Cuicul fell to the Vandals in AD 431, had a brief renaissance under the Byzantines during the sixth century, only to be abandoned after the Arab invasion in the seventh century when it was renamed Djémila, meaning ‘beautiful’. In 1982 it became a World Heritage site as: “Djémila bears exceptional testimony to a civilization which has disappeared. It is one of the world's most beautiful Roman ruins.”
Top image: Panarama of Djemila, Algeria Source: ( cyrilpreiss / Fotolia)
Djemila. UNESCO World Heritage Site
Available at: https://whc.unesco.org/en/list/191
Georgievska, M. 2017. Djémila: Аncient city in Algeria which is one of the best-preserved Roman ruins of North Africa. The Vintage News
Piperno, R. 2017. Cuicul: Old Town . Rome in the footsteps of an 18 th century Traveller
Available at: https://www.romeartlover.it/Djemila2.html

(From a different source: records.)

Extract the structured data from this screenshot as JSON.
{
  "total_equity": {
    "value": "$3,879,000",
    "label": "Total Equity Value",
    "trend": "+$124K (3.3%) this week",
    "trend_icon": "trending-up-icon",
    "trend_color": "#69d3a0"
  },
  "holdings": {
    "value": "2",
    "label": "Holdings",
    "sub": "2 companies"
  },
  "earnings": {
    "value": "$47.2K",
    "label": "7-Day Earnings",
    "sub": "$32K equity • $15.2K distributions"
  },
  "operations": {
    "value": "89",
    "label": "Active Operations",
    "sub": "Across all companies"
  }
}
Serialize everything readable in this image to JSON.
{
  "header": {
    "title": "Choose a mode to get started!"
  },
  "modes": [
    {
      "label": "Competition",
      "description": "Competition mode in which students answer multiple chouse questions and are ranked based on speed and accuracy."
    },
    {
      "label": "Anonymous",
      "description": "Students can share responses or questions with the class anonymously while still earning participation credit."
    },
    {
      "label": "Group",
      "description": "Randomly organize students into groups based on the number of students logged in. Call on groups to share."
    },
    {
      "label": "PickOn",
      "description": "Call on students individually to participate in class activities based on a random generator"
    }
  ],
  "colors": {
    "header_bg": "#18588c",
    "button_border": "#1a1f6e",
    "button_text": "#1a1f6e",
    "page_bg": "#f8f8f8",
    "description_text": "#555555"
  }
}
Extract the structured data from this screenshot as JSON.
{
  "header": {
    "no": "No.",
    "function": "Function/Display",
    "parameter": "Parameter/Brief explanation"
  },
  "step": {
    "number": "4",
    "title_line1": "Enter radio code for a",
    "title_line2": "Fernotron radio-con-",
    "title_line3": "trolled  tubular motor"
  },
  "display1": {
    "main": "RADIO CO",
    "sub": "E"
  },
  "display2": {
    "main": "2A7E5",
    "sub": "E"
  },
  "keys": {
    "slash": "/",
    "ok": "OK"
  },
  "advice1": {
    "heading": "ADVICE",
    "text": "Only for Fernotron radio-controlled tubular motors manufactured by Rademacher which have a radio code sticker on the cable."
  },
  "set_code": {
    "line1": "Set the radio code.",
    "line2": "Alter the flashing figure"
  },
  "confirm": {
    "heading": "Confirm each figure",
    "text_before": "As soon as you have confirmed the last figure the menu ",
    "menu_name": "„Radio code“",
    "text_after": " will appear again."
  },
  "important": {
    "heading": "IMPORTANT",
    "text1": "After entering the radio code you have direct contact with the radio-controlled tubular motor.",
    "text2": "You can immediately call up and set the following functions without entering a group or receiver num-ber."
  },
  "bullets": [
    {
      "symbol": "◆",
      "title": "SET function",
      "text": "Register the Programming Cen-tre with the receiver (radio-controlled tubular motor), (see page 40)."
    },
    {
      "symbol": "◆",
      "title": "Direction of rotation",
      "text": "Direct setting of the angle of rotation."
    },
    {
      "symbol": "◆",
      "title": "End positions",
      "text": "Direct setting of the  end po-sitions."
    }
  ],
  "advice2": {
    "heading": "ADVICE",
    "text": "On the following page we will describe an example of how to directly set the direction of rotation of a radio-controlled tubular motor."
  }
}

2016. Djemila, Algeria . African World Heritage Sites